### Entries from a dataset of interfaces
=== Section Start ===
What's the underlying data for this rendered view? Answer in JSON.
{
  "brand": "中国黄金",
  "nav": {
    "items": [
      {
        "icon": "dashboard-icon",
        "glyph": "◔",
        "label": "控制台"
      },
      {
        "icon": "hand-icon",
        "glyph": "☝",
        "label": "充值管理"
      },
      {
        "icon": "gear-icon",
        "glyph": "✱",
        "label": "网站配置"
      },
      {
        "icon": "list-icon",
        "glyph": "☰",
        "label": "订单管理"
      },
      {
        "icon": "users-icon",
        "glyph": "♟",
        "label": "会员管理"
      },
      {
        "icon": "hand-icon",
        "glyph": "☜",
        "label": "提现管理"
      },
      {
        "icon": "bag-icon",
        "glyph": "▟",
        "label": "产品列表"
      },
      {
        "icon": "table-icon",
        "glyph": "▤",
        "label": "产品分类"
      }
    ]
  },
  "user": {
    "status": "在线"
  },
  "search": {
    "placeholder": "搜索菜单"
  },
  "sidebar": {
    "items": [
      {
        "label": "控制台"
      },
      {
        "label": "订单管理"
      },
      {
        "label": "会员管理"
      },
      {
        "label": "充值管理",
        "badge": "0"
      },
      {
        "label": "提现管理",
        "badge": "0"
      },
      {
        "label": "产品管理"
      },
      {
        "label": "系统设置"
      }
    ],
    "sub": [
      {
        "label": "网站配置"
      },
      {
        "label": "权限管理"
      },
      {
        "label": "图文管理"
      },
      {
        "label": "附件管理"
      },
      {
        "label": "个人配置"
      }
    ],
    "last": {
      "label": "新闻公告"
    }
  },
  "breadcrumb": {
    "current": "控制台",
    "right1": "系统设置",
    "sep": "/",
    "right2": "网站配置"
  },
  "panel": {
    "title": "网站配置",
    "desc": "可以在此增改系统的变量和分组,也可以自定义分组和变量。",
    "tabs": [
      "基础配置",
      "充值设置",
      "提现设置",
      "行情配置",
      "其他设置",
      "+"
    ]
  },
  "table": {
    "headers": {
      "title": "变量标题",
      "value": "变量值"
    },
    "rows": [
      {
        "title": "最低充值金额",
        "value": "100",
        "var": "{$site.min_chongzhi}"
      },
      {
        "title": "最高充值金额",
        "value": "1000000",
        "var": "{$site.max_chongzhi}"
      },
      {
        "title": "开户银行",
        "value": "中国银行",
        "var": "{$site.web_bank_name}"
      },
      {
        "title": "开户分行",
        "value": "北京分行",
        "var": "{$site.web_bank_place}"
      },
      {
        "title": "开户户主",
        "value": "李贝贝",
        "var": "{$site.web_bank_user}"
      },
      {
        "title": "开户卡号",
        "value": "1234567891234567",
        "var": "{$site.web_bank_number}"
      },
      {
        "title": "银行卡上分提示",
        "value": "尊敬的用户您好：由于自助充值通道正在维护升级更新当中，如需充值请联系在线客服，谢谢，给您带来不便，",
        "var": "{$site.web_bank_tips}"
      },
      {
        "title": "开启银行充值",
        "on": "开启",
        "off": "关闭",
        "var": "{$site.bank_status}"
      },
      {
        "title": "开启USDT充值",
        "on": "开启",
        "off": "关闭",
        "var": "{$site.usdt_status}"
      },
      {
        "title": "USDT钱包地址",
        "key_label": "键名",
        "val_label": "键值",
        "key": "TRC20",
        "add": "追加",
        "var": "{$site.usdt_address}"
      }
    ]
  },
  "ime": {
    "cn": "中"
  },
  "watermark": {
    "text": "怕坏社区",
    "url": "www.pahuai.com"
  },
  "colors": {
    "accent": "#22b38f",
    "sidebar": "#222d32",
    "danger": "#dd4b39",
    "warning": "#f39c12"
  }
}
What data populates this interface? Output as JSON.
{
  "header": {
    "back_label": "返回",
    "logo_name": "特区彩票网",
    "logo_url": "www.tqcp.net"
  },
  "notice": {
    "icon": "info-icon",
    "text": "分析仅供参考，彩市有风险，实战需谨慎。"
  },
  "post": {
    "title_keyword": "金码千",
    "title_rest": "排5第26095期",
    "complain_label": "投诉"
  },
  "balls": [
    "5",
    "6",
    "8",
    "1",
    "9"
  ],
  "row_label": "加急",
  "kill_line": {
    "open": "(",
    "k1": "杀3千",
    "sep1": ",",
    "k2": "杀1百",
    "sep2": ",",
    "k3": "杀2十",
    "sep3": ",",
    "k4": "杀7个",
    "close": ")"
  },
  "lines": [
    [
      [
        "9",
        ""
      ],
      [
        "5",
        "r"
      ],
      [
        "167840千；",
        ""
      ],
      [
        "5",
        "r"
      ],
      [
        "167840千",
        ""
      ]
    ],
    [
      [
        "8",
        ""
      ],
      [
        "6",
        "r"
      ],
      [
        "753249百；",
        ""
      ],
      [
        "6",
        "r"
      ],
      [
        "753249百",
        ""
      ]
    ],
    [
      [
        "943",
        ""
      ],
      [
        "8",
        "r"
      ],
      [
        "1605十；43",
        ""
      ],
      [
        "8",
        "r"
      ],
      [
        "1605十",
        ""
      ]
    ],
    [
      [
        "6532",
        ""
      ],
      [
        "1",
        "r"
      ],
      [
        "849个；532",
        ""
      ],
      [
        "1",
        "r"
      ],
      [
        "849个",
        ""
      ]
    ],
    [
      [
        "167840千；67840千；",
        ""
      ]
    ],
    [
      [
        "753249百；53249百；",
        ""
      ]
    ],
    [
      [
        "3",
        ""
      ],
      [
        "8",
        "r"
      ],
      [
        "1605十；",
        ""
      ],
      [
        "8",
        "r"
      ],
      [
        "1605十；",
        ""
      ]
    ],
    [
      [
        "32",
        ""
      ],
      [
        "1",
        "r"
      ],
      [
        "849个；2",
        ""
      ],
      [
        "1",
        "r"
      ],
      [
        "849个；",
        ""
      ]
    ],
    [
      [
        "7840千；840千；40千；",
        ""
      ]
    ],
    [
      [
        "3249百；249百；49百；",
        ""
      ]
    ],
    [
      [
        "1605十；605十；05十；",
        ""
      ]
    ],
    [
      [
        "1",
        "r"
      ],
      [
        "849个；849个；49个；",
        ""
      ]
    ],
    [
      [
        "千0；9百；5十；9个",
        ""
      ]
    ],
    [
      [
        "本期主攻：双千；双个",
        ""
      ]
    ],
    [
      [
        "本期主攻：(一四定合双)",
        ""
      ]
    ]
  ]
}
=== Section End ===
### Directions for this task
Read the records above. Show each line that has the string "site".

### Written solution
        "var": "{$site.min_chongzhi}"
        "var": "{$site.max_chongzhi}"
        "var": "{$site.web_bank_name}"
        "var": "{$site.web_bank_place}"
        "var": "{$site.web_bank_user}"
        "var": "{$site.web_bank_number}"
        "var": "{$site.web_bank_tips}"
        "var": "{$site.bank_status}"
        "var": "{$site.usdt_status}"
        "var": "{$site.usdt_address}"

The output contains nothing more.